‘Sand Between the Toes’ by A.A. Milne is an upbeat poem. It focuses on a perfect day on the beach and uses characters from Milne’s Winnie the Pooh novels.
‘Grief’ by Elizabeth Barrett Browning tells of the necessary conditions for feeling true grief and the way it transforms one’s body and soul.
‘The cold earth slept below’ by Percy Bysshe Shelley describes the state of the world on a freezing winter night and the discovery of a lover’s cold body.
‘Love and a Question’ by Robert Frost is a curious poem in which a couple encounters a stranger. It brings up questions of what’s right and wrong, what’s too selfish, and what’s simply common sense.
‘The Idea of Order at Key West’ by Wallace Stevens describes the tension between an interior and exterior life and the role of artist or maker.
‘Friends’ by Abbie Farwell Brown is a joyful poem in which the speaker focuses on the love and peace that can come from interacting with the earth’s natural elements.
‘Wind On The Hill’ by A. A. Milne is an upbeat children’s poem. It follows a thoughtful child who is playing with a toy kite.
‘The Evening Wind’ describes the impact that the evening wind has on varying parts of the earth, human and non-human alike.
‘Sea Fevers’ by Agnes Wathall is a thoughtful poem that uses sea-related imagery. With it, the poet depicts her speaker’s seclusion and emotions.
‘Spring and All…’ by William Carlos Williams describes a desolate and dying landscape which borders a road and leads to a “contagious hospital.”
’Fortuna’ by Thomas Carlyle describes how no single person can change the world, and that one must not mourn that which is beyond their ability to control.
‘[London, my beautiful]’ by F.S. Flint describes one speaker’s love for the city of London and how he feels the city improves others and himself.
‘Discovery’ by Florence Ripley Mastin describes a walk through the woods during which a speaker experiences an important change.
‘Mad Song’ by William Blake describes the intense madness a speaker feels and the frantic pain that accompanies the dawning of a new day.
‘The Poplar Field’ describes the destruction of a field of poplar trees and how its loss allows a speaker to reflect on his death.
‘Lines Composed a Few Miles above Tintern Abbey’ by William Wordsworth is a well-loved poem that describes a speaker’s return to a specific spot along the banks of the River Wye and his understanding of nature.

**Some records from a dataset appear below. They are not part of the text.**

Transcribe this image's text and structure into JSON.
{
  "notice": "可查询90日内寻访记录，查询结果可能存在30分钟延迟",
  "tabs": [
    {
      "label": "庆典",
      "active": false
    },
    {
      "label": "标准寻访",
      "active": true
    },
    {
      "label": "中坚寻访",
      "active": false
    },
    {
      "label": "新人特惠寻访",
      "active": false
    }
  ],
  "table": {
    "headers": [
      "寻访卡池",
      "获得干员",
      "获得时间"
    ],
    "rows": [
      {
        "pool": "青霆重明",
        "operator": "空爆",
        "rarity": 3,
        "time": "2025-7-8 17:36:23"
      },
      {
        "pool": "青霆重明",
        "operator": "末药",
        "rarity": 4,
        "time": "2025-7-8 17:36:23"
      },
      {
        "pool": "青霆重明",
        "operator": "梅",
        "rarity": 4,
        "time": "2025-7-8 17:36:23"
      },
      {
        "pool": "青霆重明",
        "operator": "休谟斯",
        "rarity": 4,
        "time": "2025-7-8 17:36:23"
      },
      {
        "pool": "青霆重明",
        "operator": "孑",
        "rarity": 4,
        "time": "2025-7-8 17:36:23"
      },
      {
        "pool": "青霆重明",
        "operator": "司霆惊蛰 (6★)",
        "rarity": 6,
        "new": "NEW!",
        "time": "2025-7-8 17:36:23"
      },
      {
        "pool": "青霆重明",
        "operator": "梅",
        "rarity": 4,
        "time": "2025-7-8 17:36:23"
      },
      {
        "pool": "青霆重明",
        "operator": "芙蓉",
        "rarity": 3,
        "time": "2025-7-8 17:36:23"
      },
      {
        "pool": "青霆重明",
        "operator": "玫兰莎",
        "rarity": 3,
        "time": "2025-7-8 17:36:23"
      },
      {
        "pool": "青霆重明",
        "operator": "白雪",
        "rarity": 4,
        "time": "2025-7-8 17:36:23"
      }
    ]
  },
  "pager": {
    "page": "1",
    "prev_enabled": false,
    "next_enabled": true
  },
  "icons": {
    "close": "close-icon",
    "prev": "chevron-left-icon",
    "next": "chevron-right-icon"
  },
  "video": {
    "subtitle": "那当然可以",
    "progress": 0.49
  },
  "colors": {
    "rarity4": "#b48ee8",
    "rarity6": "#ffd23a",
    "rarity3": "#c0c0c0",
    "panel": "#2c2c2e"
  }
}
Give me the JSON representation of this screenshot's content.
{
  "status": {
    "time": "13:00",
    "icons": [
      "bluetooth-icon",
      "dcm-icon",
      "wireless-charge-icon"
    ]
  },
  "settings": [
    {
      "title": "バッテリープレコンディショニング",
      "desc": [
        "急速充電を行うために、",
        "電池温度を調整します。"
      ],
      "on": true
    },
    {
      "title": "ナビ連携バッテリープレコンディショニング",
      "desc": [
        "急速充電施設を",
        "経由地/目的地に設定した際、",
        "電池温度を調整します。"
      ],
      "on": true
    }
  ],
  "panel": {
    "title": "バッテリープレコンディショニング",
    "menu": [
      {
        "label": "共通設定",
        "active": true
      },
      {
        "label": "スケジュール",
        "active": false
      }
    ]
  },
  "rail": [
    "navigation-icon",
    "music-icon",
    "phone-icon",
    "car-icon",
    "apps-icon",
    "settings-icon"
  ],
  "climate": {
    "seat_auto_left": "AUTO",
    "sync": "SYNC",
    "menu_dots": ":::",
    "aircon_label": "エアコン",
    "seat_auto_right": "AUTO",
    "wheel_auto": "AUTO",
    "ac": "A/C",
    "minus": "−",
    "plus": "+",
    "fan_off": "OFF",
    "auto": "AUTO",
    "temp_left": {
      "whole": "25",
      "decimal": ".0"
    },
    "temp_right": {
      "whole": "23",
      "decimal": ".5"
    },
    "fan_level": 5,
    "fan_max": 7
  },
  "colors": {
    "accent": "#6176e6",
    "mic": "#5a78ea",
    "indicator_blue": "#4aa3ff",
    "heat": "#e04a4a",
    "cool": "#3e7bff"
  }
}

‘Darkness’ by Lord Byron serves as a warning against the growing inequality in Byron’s time and a prediction for what will happen to the planet if the human race does not change.
‘Who Has Seen the Wind?’ by Christina Rossetti is a poem that utilizes similar wording between the stanzas to embrace a universality of concept.
‘Warm Summer Sun’ by Mark Twain is a poem that expresses the process of aging and life, all the way to life’s final moments.